Exercise directions:
Please print each record exactly, omitting none of them.

Supplied information section start

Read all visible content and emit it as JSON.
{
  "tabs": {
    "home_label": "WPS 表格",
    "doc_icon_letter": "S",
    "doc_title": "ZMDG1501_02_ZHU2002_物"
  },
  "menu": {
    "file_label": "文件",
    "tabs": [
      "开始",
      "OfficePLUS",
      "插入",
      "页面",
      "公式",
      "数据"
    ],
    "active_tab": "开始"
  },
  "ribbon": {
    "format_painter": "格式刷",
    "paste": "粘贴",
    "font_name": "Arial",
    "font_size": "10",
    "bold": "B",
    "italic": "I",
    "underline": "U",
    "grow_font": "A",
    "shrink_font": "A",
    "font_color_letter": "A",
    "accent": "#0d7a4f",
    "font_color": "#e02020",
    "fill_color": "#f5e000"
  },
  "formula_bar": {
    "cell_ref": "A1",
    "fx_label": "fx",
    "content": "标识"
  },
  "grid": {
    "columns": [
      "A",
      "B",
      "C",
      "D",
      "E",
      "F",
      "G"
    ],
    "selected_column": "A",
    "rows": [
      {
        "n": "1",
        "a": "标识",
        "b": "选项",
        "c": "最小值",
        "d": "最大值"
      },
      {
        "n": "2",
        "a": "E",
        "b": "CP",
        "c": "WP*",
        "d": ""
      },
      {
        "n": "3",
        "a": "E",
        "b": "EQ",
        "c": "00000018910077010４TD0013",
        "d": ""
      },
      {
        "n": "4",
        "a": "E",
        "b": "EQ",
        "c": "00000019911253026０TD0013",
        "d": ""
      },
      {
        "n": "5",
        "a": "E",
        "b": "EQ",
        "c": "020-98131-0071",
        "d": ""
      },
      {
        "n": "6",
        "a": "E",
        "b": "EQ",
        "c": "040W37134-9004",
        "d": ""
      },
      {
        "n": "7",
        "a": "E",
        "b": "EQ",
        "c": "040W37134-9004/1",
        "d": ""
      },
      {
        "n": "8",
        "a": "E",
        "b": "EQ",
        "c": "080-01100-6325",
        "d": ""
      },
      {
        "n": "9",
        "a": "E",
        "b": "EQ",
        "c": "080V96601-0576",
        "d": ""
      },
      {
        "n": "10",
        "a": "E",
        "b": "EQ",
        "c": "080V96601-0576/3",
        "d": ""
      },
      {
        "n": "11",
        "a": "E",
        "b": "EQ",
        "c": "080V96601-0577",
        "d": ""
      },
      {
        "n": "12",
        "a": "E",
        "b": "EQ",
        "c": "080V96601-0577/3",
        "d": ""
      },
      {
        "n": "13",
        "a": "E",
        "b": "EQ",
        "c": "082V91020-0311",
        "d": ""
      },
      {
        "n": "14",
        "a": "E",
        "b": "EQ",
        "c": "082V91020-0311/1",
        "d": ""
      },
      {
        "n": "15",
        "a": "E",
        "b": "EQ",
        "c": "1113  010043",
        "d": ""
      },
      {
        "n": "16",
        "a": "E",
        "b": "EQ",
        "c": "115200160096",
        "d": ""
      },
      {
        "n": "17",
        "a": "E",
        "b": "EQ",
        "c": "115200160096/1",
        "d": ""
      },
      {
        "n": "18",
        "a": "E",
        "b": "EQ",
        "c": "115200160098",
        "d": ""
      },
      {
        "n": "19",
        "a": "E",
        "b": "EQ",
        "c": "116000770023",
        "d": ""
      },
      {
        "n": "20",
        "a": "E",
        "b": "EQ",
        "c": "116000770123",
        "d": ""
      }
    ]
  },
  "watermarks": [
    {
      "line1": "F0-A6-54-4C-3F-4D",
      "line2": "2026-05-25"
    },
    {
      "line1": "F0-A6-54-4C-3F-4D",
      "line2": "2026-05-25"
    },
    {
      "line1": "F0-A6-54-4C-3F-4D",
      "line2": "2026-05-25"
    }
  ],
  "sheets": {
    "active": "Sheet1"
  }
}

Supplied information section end

Problem solution:
Read all visible content and emit it as JSON.
{
  "tabs": {
    "home_label": "WPS 表格",
    "doc_icon_letter": "S",
    "doc_title": "ZMDG1501_02_ZHU2002_物"
  },
  "menu": {
    "file_label": "文件",
    "tabs": [
      "开始",
      "OfficePLUS",
      "插入",
      "页面",
      "公式",
      "数据"
    ],
    "active_tab": "开始"
  },
  "ribbon": {
    "format_painter": "格式刷",
    "paste": "粘贴",
    "font_name": "Arial",
    "font_size": "10",
    "bold": "B",
    "italic": "I",
    "underline": "U",
    "grow_font": "A",
    "shrink_font": "A",
    "font_color_letter": "A",
    "accent": "#0d7a4f",
    "font_color": "#e02020",
    "fill_color": "#f5e000"
  },
  "formula_bar": {
    "cell_ref": "A1",
    "fx_label": "fx",
    "content": "标识"
  },
  "grid": {
    "columns": [
      "A",
      "B",
      "C",
      "D",
      "E",
      "F",
      "G"
    ],
    "selected_column": "A",
    "rows": [
      {
        "n": "1",
        "a": "标识",
        "b": "选项",
        "c": "最小值",
        "d": "最大值"
      },
      {
        "n": "2",
        "a": "E",
        "b": "CP",
        "c": "WP*",
        "d": ""
      },
      {
        "n": "3",
        "a": "E",
        "b": "EQ",
        "c": "00000018910077010４TD0013",
        "d": ""
      },
      {
        "n": "4",
        "a": "E",
        "b": "EQ",
        "c": "00000019911253026０TD0013",
        "d": ""
      },
      {
        "n": "5",
        "a": "E",
        "b": "EQ",
        "c": "020-98131-0071",
        "d": ""
      },
      {
        "n": "6",
        "a": "E",
        "b": "EQ",
        "c": "040W37134-9004",
        "d": ""
      },
      {
        "n": "7",
        "a": "E",
        "b": "EQ",
        "c": "040W37134-9004/1",
        "d": ""
      },
      {
        "n": "8",
        "a": "E",
        "b": "EQ",
        "c": "080-01100-6325",
        "d": ""
      },
      {
        "n": "9",
        "a": "E",
        "b": "EQ",
        "c": "080V96601-0576",
        "d": ""
      },
      {
        "n": "10",
        "a": "E",
        "b": "EQ",
        "c": "080V96601-0576/3",
        "d": ""
      },
      {
        "n": "11",
        "a": "E",
        "b": "EQ",
        "c": "080V96601-0577",
        "d": ""
      },
      {
        "n": "12",
        "a": "E",
        "b": "EQ",
        "c": "080V96601-0577/3",
        "d": ""
      },
      {
        "n": "13",
        "a": "E",
        "b": "EQ",
        "c": "082V91020-0311",
        "d": ""
      },
      {
        "n": "14",
        "a": "E",
        "b": "EQ",
        "c": "082V91020-0311/1",
        "d": ""
      },
      {
        "n": "15",
        "a": "E",
        "b": "EQ",
        "c": "1113  010043",
        "d": ""
      },
      {
        "n": "16",
        "a": "E",
        "b": "EQ",
        "c": "115200160096",
        "d": ""
      },
      {
        "n": "17",
        "a": "E",
        "b": "EQ",
        "c": "115200160096/1",
        "d": ""
      },
      {
        "n": "18",
        "a": "E",
        "b": "EQ",
        "c": "115200160098",
        "d": ""
      },
      {
        "n": "19",
        "a": "E",
        "b": "EQ",
        "c": "116000770023",
        "d": ""
      },
      {
        "n": "20",
        "a": "E",
        "b": "EQ",
        "c": "116000770123",
        "d": ""
      }
    ]
  },
  "watermarks": [
    {
      "line1": "F0-A6-54-4C-3F-4D",
      "line2": "2026-05-25"
    },
    {
      "line1": "F0-A6-54-4C-3F-4D",
      "line2": "2026-05-25"
    },
    {
      "line1": "F0-A6-54-4C-3F-4D",
      "line2": "2026-05-25"
    }
  ],
  "sheets": {
    "active": "Sheet1"
  }
}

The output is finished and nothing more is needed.